To sound more intelligent:
Pace your words, speaking just a bit more slowly to allow yourself time to select the most appropriate vocabulary and to give the impression of thoughtfulness.
Congratulations! You’ve been asked to moderate a panel. This is a great opportunity to build your reputation and add value to your customers. Moderating a panel can be more challenging than delivering a keynote speech. My video and the article that follows will help you successfully moderate a panel:
Use this Hollywood formula for successful storytelling and make your presentation powerful and persuasive.
The hero or protagonist in your story is not necessarily a heroic character – just the person through whose eyes we see the story. (more…)
Powerful and persuasive presenters recognize the importance of the pause.
Alan Alda says, “It is the space between the lines that makes it a great performance.” (more…)
I’m a believer in learning through repetition and practice. However, as we practice and rehearse our presentations we need to ask ourselves, “Am I practicing to improve or to reinforce bad habits?” The reality is that we are doing both.
You’re familiar with the expression, “Practice makes perfect.” No, not necessarily, but practice does make permanent.
Success stories are at the heart of effective sales conversations.
Powerful and persuasive sales conversations always include success stories that show how products or services have specifically worked for past customers or clients. Your prospective client might be trained to resist a sales pitch, but no one can resist a good story.
When it comes to using success stories in your sales conversations:
- How do you sell to competing companies within the same industry?
- What happens when you can’t mention a past client by name?
- What’s the best way to share past success stories? Tell them, or use testimonials?
Understanding differences between the written word and spoken is key to being an effective communicator.
Bill Gove told me, “The written word is for the eye. The spoken word is for the rhythm.” Bill was the first president of the National Speakers Association. Understanding the difference between writing and speaking was just one sign of Bill’s brilliance as a speaker.
Mary, the principal of a very exclusive girls’ school, came to me and said, “Patricia, help! Every year I send a video welcome to the parents and introduction to the year ahead. I just watched my performance from last year, and I was very disappointed. Can you help?”
I asked, “Have you prepared a script?” (more…)
It is not your customer’s job to remember you. It is your obligation and responsibility not to let them forget you. We all know it is easier to resell your satisfied customers than find new ones.

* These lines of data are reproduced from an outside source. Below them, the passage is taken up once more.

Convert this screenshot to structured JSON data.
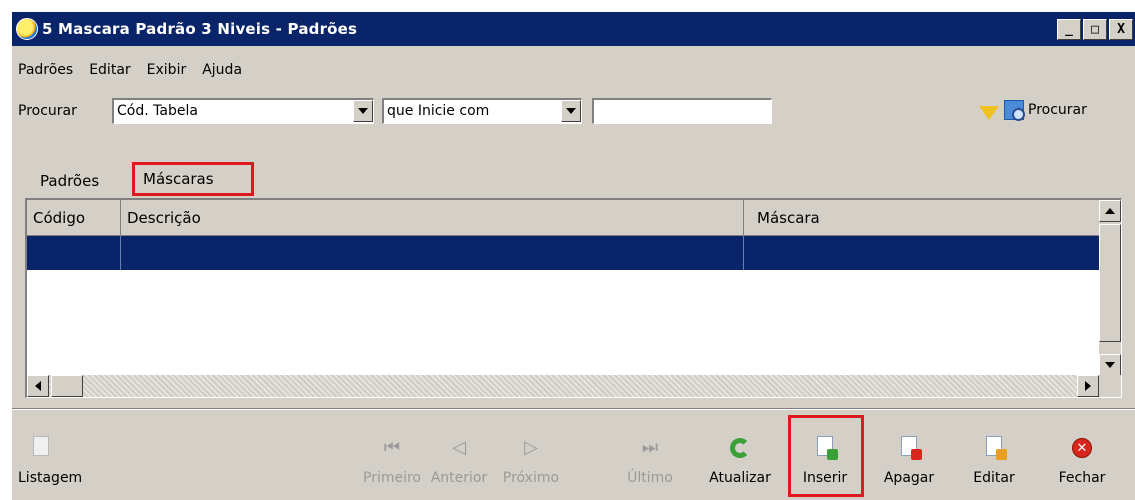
{
  "window": {
    "title": "5 Mascara Padrão 3 Niveis -  Padrões"
  },
  "window_buttons": [
    "_",
    "□",
    "X"
  ],
  "menu": [
    "Padrões",
    "Editar",
    "Exibir",
    "Ajuda"
  ],
  "search": {
    "label": "Procurar",
    "field_value": "Cód. Tabela",
    "operator_value": "que Inicie com",
    "text_value": "",
    "button_label": "Procurar"
  },
  "tabs": [
    {
      "label": "Padrões",
      "active": false
    },
    {
      "label": "Máscaras",
      "active": true,
      "highlighted": true
    }
  ],
  "table": {
    "columns": [
      "Código",
      "Descrição",
      "Máscara"
    ],
    "selected_row_color": "#0a246a"
  },
  "toolbar": {
    "listagem": "Listagem",
    "primeiro": "Primeiro",
    "anterior": "Anterior",
    "proximo": "Próximo",
    "ultimo": "Último",
    "atualizar": "Atualizar",
    "inserir": "Inserir",
    "apagar": "Apagar",
    "editar": "Editar",
    "fechar": "Fechar"
  },
  "colors": {
    "title_bar": "#0a246a",
    "face": "#d4d0c8",
    "highlight_box": "#e0191f"
  }
}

However, you are failing your customers if they don’t know how you can serve them in different ways than they first engaged with you.
Never assume that customers, clients, and prospects know what you do and why they need you. A brilliant woman who receives my weekly video and emails asked, “Can you help me with a five-minute presentation?” This is a perfect example of something I always tell my clients, “Never assume that everyone on your mailing list, or everyone you’ve done business with in the past, knows how you can be of service to them.” You also may be wondering, “How can Patricia help me?” Let us count the ways.